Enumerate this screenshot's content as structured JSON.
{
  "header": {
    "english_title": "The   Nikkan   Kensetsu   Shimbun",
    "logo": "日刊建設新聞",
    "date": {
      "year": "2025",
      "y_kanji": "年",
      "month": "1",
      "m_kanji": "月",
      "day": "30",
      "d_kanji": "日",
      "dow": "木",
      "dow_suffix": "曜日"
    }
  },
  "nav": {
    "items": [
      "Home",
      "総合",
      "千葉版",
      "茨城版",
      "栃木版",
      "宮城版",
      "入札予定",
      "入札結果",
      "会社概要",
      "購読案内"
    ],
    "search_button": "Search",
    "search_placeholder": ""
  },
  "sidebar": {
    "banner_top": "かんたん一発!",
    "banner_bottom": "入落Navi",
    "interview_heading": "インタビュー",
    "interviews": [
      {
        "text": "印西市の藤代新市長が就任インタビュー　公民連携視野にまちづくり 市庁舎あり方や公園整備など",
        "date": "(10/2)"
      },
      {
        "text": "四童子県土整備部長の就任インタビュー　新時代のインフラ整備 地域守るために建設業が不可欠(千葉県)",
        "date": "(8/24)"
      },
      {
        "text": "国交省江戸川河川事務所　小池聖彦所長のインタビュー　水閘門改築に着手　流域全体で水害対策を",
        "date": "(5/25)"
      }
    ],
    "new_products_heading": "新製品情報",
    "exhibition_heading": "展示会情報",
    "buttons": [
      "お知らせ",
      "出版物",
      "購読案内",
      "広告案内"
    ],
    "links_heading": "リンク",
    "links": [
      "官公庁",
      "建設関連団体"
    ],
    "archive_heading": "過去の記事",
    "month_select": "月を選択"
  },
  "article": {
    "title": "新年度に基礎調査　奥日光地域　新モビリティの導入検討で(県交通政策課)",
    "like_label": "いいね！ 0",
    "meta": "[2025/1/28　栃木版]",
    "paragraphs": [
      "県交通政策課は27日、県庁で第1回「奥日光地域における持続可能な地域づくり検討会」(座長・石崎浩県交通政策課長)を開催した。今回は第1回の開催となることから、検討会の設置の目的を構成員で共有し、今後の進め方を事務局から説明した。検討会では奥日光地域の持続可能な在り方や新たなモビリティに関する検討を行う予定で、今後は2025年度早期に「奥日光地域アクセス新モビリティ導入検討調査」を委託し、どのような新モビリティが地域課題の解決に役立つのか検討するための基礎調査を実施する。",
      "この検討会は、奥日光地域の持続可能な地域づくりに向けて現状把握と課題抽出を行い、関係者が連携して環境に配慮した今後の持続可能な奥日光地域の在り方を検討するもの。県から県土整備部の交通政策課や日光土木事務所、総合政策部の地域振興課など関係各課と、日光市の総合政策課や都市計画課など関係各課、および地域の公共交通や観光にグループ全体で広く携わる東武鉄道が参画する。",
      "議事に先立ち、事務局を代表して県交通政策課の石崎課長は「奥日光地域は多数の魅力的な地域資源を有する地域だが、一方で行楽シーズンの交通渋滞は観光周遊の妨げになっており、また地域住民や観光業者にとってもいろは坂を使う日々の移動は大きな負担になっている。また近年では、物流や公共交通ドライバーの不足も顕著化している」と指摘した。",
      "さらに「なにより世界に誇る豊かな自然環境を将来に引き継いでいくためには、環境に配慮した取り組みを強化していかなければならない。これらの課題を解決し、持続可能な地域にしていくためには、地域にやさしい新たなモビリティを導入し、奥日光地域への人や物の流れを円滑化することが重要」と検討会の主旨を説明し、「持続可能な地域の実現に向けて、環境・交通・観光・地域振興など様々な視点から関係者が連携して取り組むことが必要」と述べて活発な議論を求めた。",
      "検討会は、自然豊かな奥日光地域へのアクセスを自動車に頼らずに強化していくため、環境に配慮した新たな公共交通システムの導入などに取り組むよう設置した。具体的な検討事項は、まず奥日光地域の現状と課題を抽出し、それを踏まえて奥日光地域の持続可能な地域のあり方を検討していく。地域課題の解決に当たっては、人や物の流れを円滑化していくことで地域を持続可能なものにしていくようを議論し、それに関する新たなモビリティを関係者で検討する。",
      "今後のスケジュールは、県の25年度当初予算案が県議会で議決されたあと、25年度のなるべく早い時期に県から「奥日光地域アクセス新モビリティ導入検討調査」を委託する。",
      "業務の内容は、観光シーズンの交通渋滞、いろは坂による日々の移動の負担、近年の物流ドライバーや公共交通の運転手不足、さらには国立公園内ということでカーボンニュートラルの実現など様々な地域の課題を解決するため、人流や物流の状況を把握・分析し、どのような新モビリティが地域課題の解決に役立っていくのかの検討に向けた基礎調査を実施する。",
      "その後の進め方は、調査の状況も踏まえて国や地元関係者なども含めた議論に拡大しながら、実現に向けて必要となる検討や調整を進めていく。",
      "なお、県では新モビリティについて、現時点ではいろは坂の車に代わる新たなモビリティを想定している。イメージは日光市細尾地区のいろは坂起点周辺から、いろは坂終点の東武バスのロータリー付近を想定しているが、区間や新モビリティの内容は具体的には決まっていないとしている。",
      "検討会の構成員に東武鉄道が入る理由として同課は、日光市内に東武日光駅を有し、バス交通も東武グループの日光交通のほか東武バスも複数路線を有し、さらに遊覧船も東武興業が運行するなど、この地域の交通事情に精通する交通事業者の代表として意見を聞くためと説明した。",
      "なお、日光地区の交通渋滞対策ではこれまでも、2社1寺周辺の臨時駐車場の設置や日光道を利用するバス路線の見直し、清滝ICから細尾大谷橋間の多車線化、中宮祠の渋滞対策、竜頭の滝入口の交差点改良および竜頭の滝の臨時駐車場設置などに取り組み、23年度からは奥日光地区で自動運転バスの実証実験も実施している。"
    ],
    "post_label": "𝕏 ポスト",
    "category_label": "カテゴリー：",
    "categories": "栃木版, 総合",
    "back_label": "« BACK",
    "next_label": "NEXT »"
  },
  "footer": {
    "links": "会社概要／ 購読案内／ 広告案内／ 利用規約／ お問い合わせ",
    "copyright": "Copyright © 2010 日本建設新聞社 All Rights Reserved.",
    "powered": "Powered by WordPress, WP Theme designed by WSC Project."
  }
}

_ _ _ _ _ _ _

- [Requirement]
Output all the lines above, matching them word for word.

- [Solution for this task]
Enumerate this screenshot's content as structured JSON.
{
  "header": {
    "english_title": "The   Nikkan   Kensetsu   Shimbun",
    "logo": "日刊建設新聞",
    "date": {
      "year": "2025",
      "y_kanji": "年",
      "month": "1",
      "m_kanji": "月",
      "day": "30",
      "d_kanji": "日",
      "dow": "木",
      "dow_suffix": "曜日"
    }
  },
  "nav": {
    "items": [
      "Home",
      "総合",
      "千葉版",
      "茨城版",
      "栃木版",
      "宮城版",
      "入札予定",
      "入札結果",
      "会社概要",
      "購読案内"
    ],
    "search_button": "Search",
    "search_placeholder": ""
  },
  "sidebar": {
    "banner_top": "かんたん一発!",
    "banner_bottom": "入落Navi",
    "interview_heading": "インタビュー",
    "interviews": [
      {
        "text": "印西市の藤代新市長が就任インタビュー　公民連携視野にまちづくり 市庁舎あり方や公園整備など",
        "date": "(10/2)"
      },
      {
        "text": "四童子県土整備部長の就任インタビュー　新時代のインフラ整備 地域守るために建設業が不可欠(千葉県)",
        "date": "(8/24)"
      },
      {
        "text": "国交省江戸川河川事務所　小池聖彦所長のインタビュー　水閘門改築に着手　流域全体で水害対策を",
        "date": "(5/25)"
      }
    ],
    "new_products_heading": "新製品情報",
    "exhibition_heading": "展示会情報",
    "buttons": [
      "お知らせ",
      "出版物",
      "購読案内",
      "広告案内"
    ],
    "links_heading": "リンク",
    "links": [
      "官公庁",
      "建設関連団体"
    ],
    "archive_heading": "過去の記事",
    "month_select": "月を選択"
  },
  "article": {
    "title": "新年度に基礎調査　奥日光地域　新モビリティの導入検討で(県交通政策課)",
    "like_label": "いいね！ 0",
    "meta": "[2025/1/28　栃木版]",
    "paragraphs": [
      "県交通政策課は27日、県庁で第1回「奥日光地域における持続可能な地域づくり検討会」(座長・石崎浩県交通政策課長)を開催した。今回は第1回の開催となることから、検討会の設置の目的を構成員で共有し、今後の進め方を事務局から説明した。検討会では奥日光地域の持続可能な在り方や新たなモビリティに関する検討を行う予定で、今後は2025年度早期に「奥日光地域アクセス新モビリティ導入検討調査」を委託し、どのような新モビリティが地域課題の解決に役立つのか検討するための基礎調査を実施する。",
      "この検討会は、奥日光地域の持続可能な地域づくりに向けて現状把握と課題抽出を行い、関係者が連携して環境に配慮した今後の持続可能な奥日光地域の在り方を検討するもの。県から県土整備部の交通政策課や日光土木事務所、総合政策部の地域振興課など関係各課と、日光市の総合政策課や都市計画課など関係各課、および地域の公共交通や観光にグループ全体で広く携わる東武鉄道が参画する。",
      "議事に先立ち、事務局を代表して県交通政策課の石崎課長は「奥日光地域は多数の魅力的な地域資源を有する地域だが、一方で行楽シーズンの交通渋滞は観光周遊の妨げになっており、また地域住民や観光業者にとってもいろは坂を使う日々の移動は大きな負担になっている。また近年では、物流や公共交通ドライバーの不足も顕著化している」と指摘した。",
      "さらに「なにより世界に誇る豊かな自然環境を将来に引き継いでいくためには、環境に配慮した取り組みを強化していかなければならない。これらの課題を解決し、持続可能な地域にしていくためには、地域にやさしい新たなモビリティを導入し、奥日光地域への人や物の流れを円滑化することが重要」と検討会の主旨を説明し、「持続可能な地域の実現に向けて、環境・交通・観光・地域振興など様々な視点から関係者が連携して取り組むことが必要」と述べて活発な議論を求めた。",
      "検討会は、自然豊かな奥日光地域へのアクセスを自動車に頼らずに強化していくため、環境に配慮した新たな公共交通システムの導入などに取り組むよう設置した。具体的な検討事項は、まず奥日光地域の現状と課題を抽出し、それを踏まえて奥日光地域の持続可能な地域のあり方を検討していく。地域課題の解決に当たっては、人や物の流れを円滑化していくことで地域を持続可能なものにしていくようを議論し、それに関する新たなモビリティを関係者で検討する。",
      "今後のスケジュールは、県の25年度当初予算案が県議会で議決されたあと、25年度のなるべく早い時期に県から「奥日光地域アクセス新モビリティ導入検討調査」を委託する。",
      "業務の内容は、観光シーズンの交通渋滞、いろは坂による日々の移動の負担、近年の物流ドライバーや公共交通の運転手不足、さらには国立公園内ということでカーボンニュートラルの実現など様々な地域の課題を解決するため、人流や物流の状況を把握・分析し、どのような新モビリティが地域課題の解決に役立っていくのかの検討に向けた基礎調査を実施する。",
      "その後の進め方は、調査の状況も踏まえて国や地元関係者なども含めた議論に拡大しながら、実現に向けて必要となる検討や調整を進めていく。",
      "なお、県では新モビリティについて、現時点ではいろは坂の車に代わる新たなモビリティを想定している。イメージは日光市細尾地区のいろは坂起点周辺から、いろは坂終点の東武バスのロータリー付近を想定しているが、区間や新モビリティの内容は具体的には決まっていないとしている。",
      "検討会の構成員に東武鉄道が入る理由として同課は、日光市内に東武日光駅を有し、バス交通も東武グループの日光交通のほか東武バスも複数路線を有し、さらに遊覧船も東武興業が運行するなど、この地域の交通事情に精通する交通事業者の代表として意見を聞くためと説明した。",
      "なお、日光地区の交通渋滞対策ではこれまでも、2社1寺周辺の臨時駐車場の設置や日光道を利用するバス路線の見直し、清滝ICから細尾大谷橋間の多車線化、中宮祠の渋滞対策、竜頭の滝入口の交差点改良および竜頭の滝の臨時駐車場設置などに取り組み、23年度からは奥日光地区で自動運転バスの実証実験も実施している。"
    ],
    "post_label": "𝕏 ポスト",
    "category_label": "カテゴリー：",
    "categories": "栃木版, 総合",
    "back_label": "« BACK",
    "next_label": "NEXT »"
  },
  "footer": {
    "links": "会社概要／ 購読案内／ 広告案内／ 利用規約／ お問い合わせ",
    "copyright": "Copyright © 2010 日本建設新聞社 All Rights Reserved.",
    "powered": "Powered by WordPress, WP Theme designed by WSC Project."
  }
}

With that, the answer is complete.